Continue reading

Code Name Verity, by Elizabeth Wein

There are a number of covers I’ve seen for this book, and while they all ostensibly represent the book, the one above is the only one I saw in person that feels appropriate.  It’s a very good book, definitely worth reading, and more than a little dark.  Here’s the other one I’ve seen in print for a spot of comparison:

Continue reading

Flash Fiction Challenge: Attack of the Titles

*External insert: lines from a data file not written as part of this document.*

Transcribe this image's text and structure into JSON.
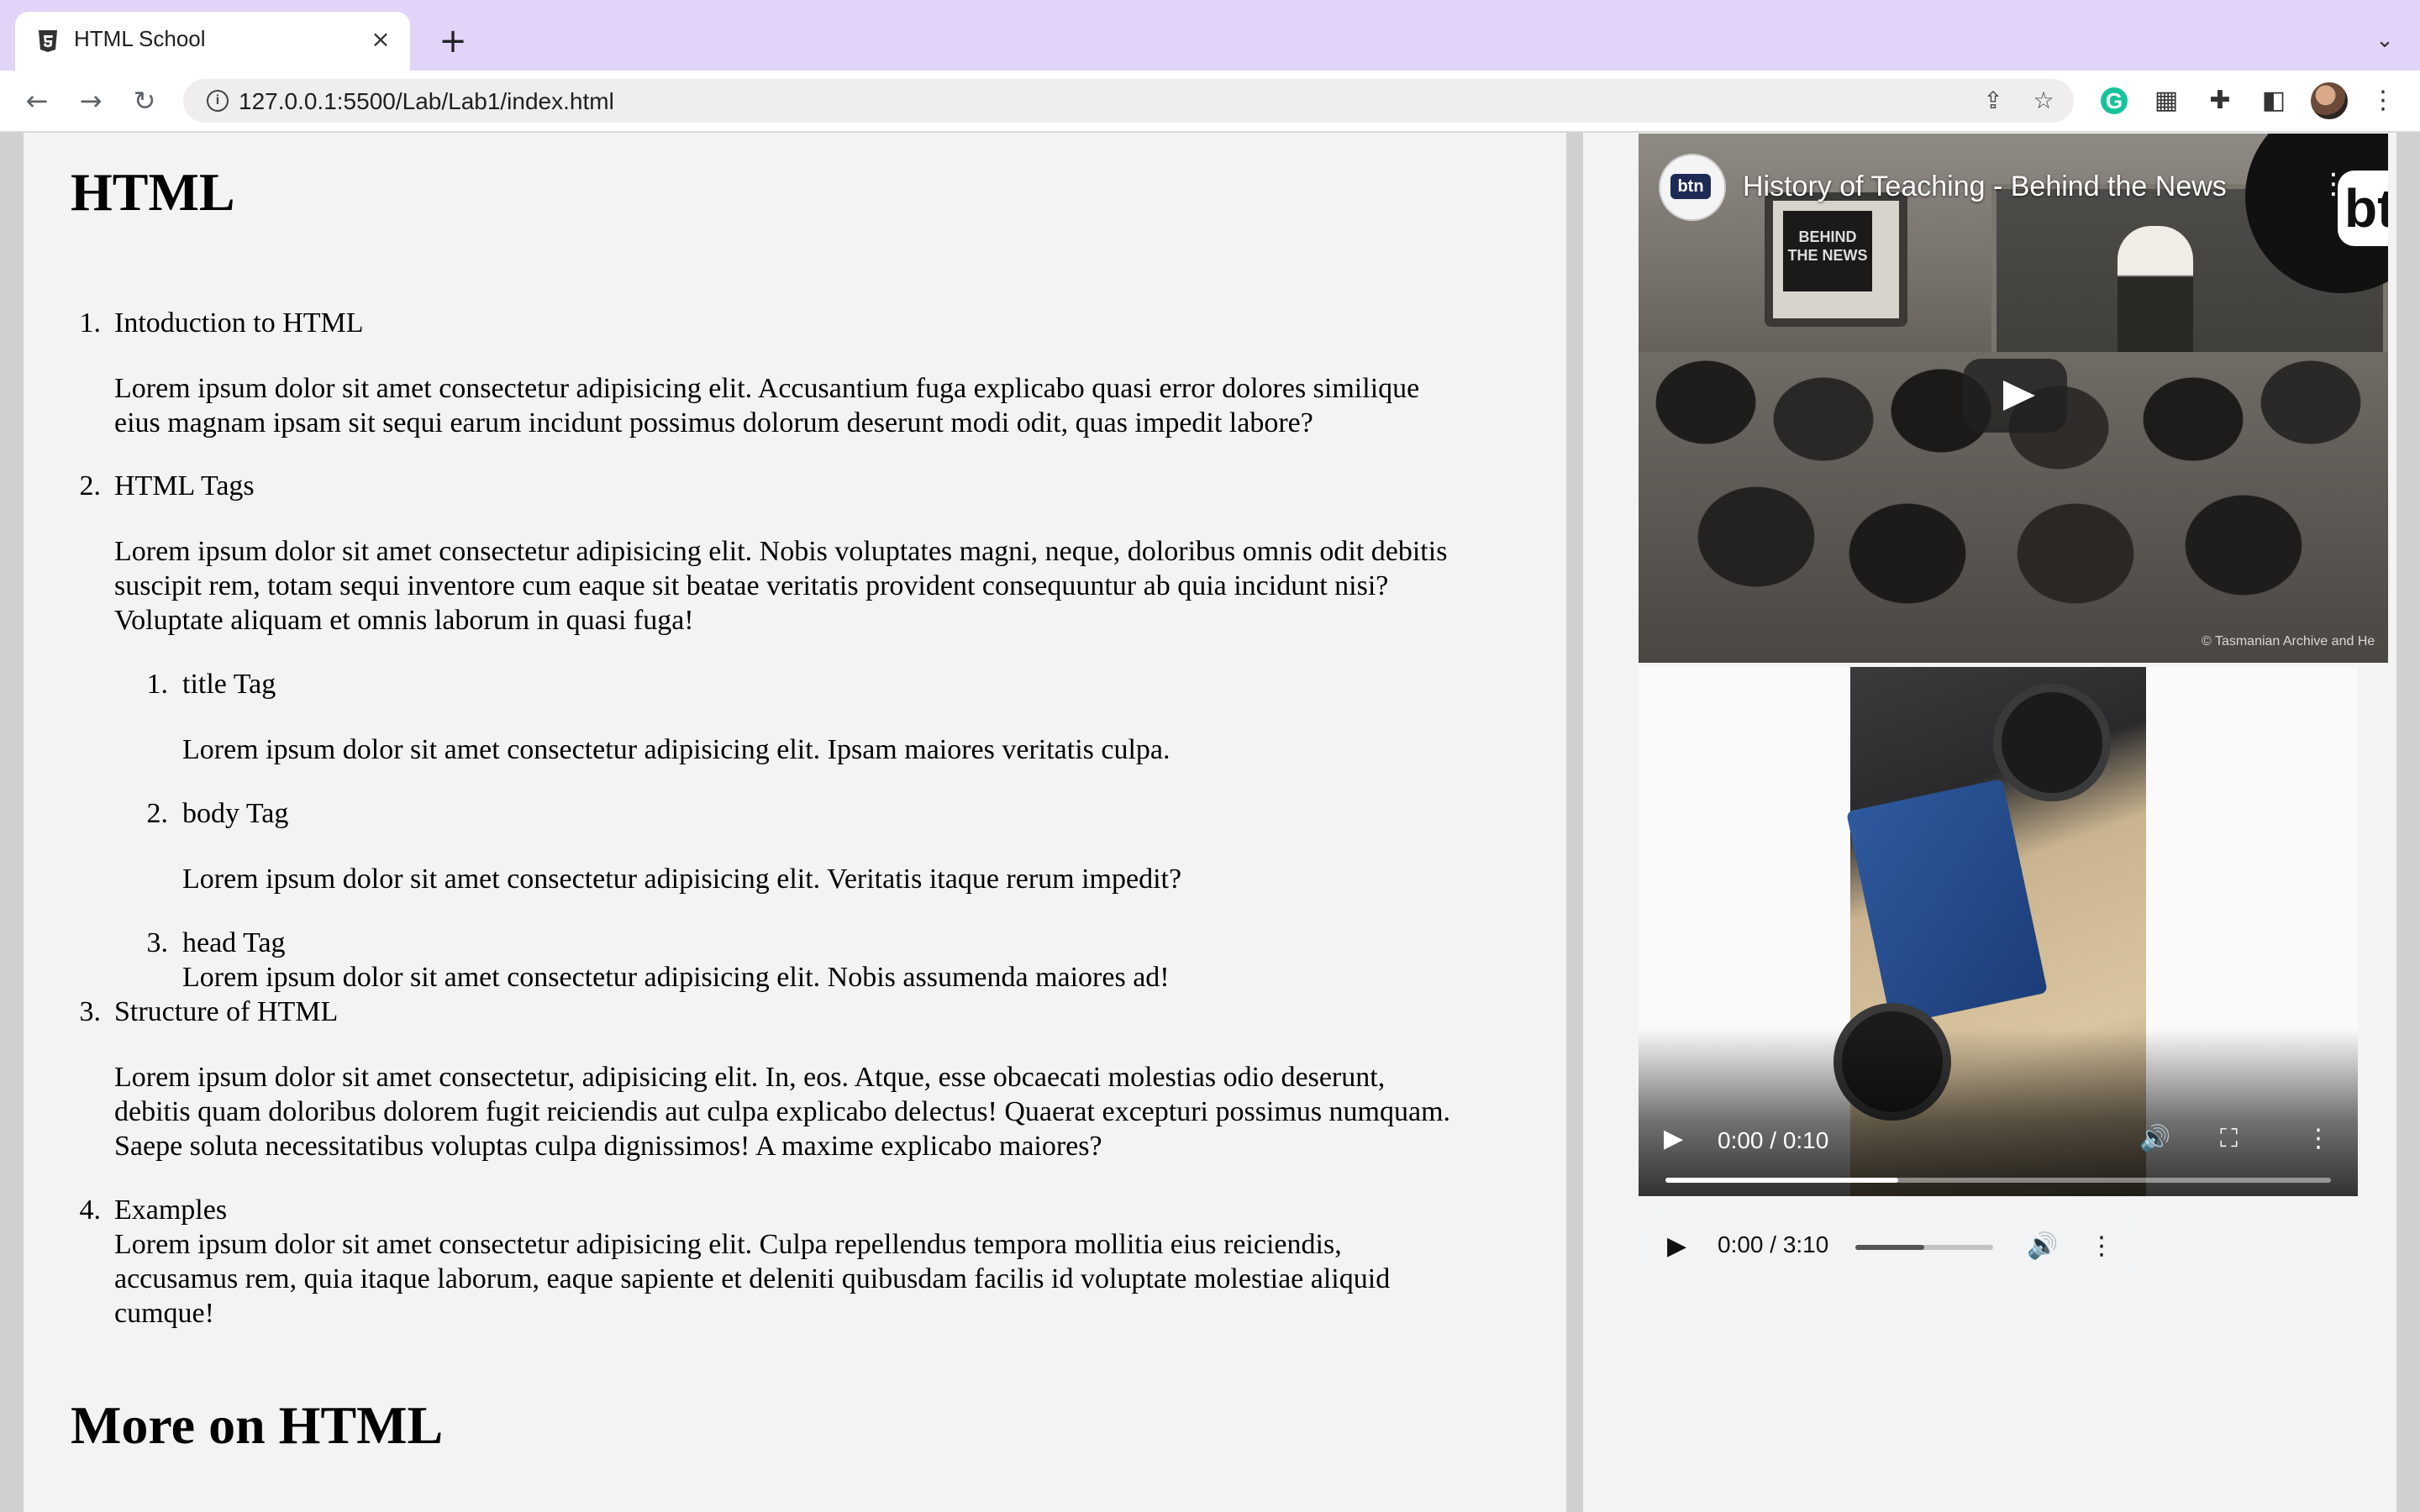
{
  "browser": {
    "tab_title": "HTML School",
    "url": "127.0.0.1:5500/Lab/Lab1/index.html",
    "icons": [
      "html5-icon",
      "close-icon",
      "plus-icon",
      "chevron-down-icon",
      "back-icon",
      "forward-icon",
      "reload-icon",
      "info-icon",
      "share-icon",
      "star-icon",
      "grammarly-icon",
      "calendar-icon",
      "puzzle-icon",
      "sidepanel-icon",
      "avatar",
      "kebab-icon"
    ]
  },
  "page": {
    "heading": "HTML",
    "heading2": "More on HTML",
    "items": [
      {
        "num": "1.",
        "title": "Intoduction to HTML",
        "lines": [
          "Lorem ipsum dolor sit amet consectetur adipisicing elit. Accusantium fuga explicabo quasi error dolores similique",
          "eius magnam ipsam sit sequi earum incidunt possimus dolorum deserunt modi odit, quas impedit labore?"
        ]
      },
      {
        "num": "2.",
        "title": "HTML Tags",
        "lines": [
          "Lorem ipsum dolor sit amet consectetur adipisicing elit. Nobis voluptates magni, neque, doloribus omnis odit debitis",
          "suscipit rem, totam sequi inventore cum eaque sit beatae veritatis provident consequuntur ab quia incidunt nisi?",
          "Voluptate aliquam et omnis laborum in quasi fuga!"
        ],
        "subitems": [
          {
            "num": "1.",
            "title": "title Tag",
            "text": "Lorem ipsum dolor sit amet consectetur adipisicing elit. Ipsam maiores veritatis culpa."
          },
          {
            "num": "2.",
            "title": "body Tag",
            "text": "Lorem ipsum dolor sit amet consectetur adipisicing elit. Veritatis itaque rerum impedit?"
          },
          {
            "num": "3.",
            "title": "head Tag",
            "text": "Lorem ipsum dolor sit amet consectetur adipisicing elit. Nobis assumenda maiores ad!"
          }
        ]
      },
      {
        "num": "3.",
        "title": "Structure of HTML",
        "lines": [
          "Lorem ipsum dolor sit amet consectetur, adipisicing elit. In, eos. Atque, esse obcaecati molestias odio deserunt,",
          "debitis quam doloribus dolorem fugit reiciendis aut culpa explicabo delectus! Quaerat excepturi possimus numquam.",
          "Saepe soluta necessitatibus voluptas culpa dignissimos! A maxime explicabo maiores?"
        ]
      },
      {
        "num": "4.",
        "title": "Examples",
        "lines": [
          "Lorem ipsum dolor sit amet consectetur adipisicing elit. Culpa repellendus tempora mollitia eius reiciendis,",
          "accusamus rem, quia itaque laborum, eaque sapiente et deleniti quibusdam facilis id voluptate molestiae aliquid",
          "cumque!"
        ]
      }
    ]
  },
  "media": {
    "youtube": {
      "channel_logo": "btn",
      "title": "History of Teaching - Behind the News",
      "tv_text": "BEHIND THE NEWS",
      "corner_logo": "bt",
      "credit": "© Tasmanian Archive and He"
    },
    "video": {
      "time": "0:00 / 0:10",
      "progress": 0.35
    },
    "audio": {
      "time": "0:00 / 3:10",
      "volume": 0.5
    }
  }
}
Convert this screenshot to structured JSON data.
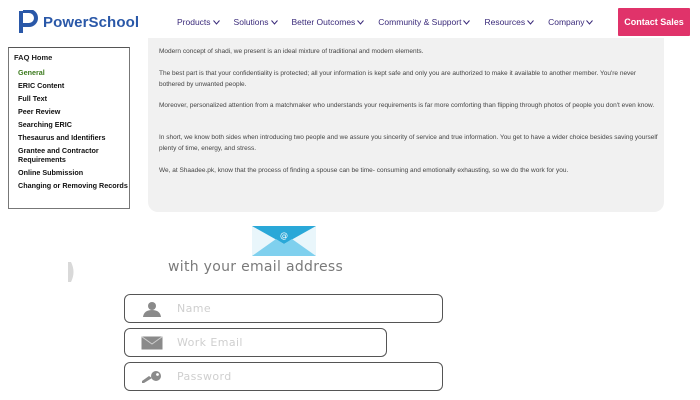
{
  "header": {
    "logo_text": "PowerSchool",
    "nav": [
      {
        "label": "Products"
      },
      {
        "label": "Solutions"
      },
      {
        "label": "Better Outcomes"
      },
      {
        "label": "Community & Support"
      },
      {
        "label": "Resources"
      },
      {
        "label": "Company"
      }
    ],
    "cta_label": "Contact Sales",
    "colors": {
      "brand": "#2a58a8",
      "nav": "#3a2a7a",
      "cta": "#e0336a"
    }
  },
  "sidebar": {
    "home_label": "FAQ Home",
    "items": [
      {
        "label": "General",
        "active": true
      },
      {
        "label": "ERIC Content"
      },
      {
        "label": "Full Text"
      },
      {
        "label": "Peer Review"
      },
      {
        "label": "Searching ERIC"
      },
      {
        "label": "Thesaurus and Identifiers"
      },
      {
        "label": "Grantee and Contractor Requirements"
      },
      {
        "label": "Online Submission"
      },
      {
        "label": "Changing or Removing Records"
      }
    ],
    "active_color": "#3b7a1c"
  },
  "content": {
    "paragraphs": [
      "Modern concept of shadi, we present is an ideal mixture of traditional and modern elements.",
      "The best part is that your confidentiality is protected; all your information is kept safe and only you are authorized to make it available to another member. You're never bothered by unwanted people.",
      "Moreover, personalized attention from a matchmaker who understands your requirements is far more comforting than flipping through photos of people you don't even know.",
      "In short, we know both sides when introducing two people and we assure you sincerity of service and true information. You get to have a wider choice besides saving yourself plenty of time, energy, and stress.",
      "We, at Shaadee.pk, know that the process of finding a spouse can be time- consuming and emotionally exhausting, so we do the work for you."
    ]
  },
  "signup": {
    "envelope_icon": "envelope-at-icon",
    "heading": "with your email address",
    "fields": {
      "name_placeholder": "Name",
      "email_placeholder": "Work Email",
      "password_placeholder": "Password"
    },
    "icons": {
      "name": "user-icon",
      "email": "mail-icon",
      "password": "key-icon"
    }
  }
}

I have been driving around with my brothers today, on our way to visit our mother for a big party / art show of hers.  To make up for my delayed post, I’ve overdone Chuck Wendig’s “come up with a title” challenge for this week; instead of giving you only one title, I’ll give you, um, fourteen.  Or maybe sixteen, though I suppose at least four of them are either variations or jokes of some sort.  Oddly enough, I found it far easier to write too many titles than to write just one.  As long as I thought I only had to write one, I felt kind of stuck.  Once I knew I was writing “lots,” I felt free to write whatever the hell came to mind.  It worked pretty well, I think.  Go past the break to read my list.  Quality not guaranteed.

Continue reading

World Building: Where Have All The Dwarves Gone?

Today’s post is brought to you by the caffeinated musings which have distracted me from my homework and encouraged me to write world background material instead.

The setting of For The King! is largely lacking playable non-humans at the moment.  There are a few dwarves or elves who might be somewhere in the realm of Duval, and there are some gnomes and halflings and others scattered around, but most people, in most places, are human.  The orcs and half-orcs mostly live to the northwest of the kingdom, generally part of the large nomadic tribes which roam through those sections of the Trade Lands.  Heck there are centaurs too, but they generally stick to the lands northeast of the kingdom of Duval, and don’t have much direct contact except with traders who venture out onto the northern plains.

And yet there are remnants of dwarven architecture throughout the center of the kingdom of Duval, and historical records definitely suggest that they used to live in the area.  So… where have all the dwarves gone?

Continue reading

The Golden Princess, by S.M. Stirling

It’s been a while since I read any S.M. Stirling, and I picked this one up more on a whim than anything else.  I’d gotten tired of the most recent spate of Change novels, probably because of a disconnect between my expectations and what Stirling was delivering.  I wanted Stirling to write an active story about a smaller group of characters, with palpable progress in the plot achieved in the course of each book.  Stirling did create that progress but it was far slower than I’d hoped for, and he spent more time focused on the milieu of the story rather than advancing the story that I wanted to see resolved.  In fact, after the first trilogy the pace of progress slowed precipitously, until it was almost a crawl.

The Golden Princess doesn’t change that pattern.  What did change was my expectations of what I’d find in reading the book.  And I have to say: reading these books as milieu fiction, as much about the world in which they take place as they are about any of the characters, is far more fun and rewarding than reading them with expectations of tight and fast plot.  Definitely worth starting up the series again.

Continue reading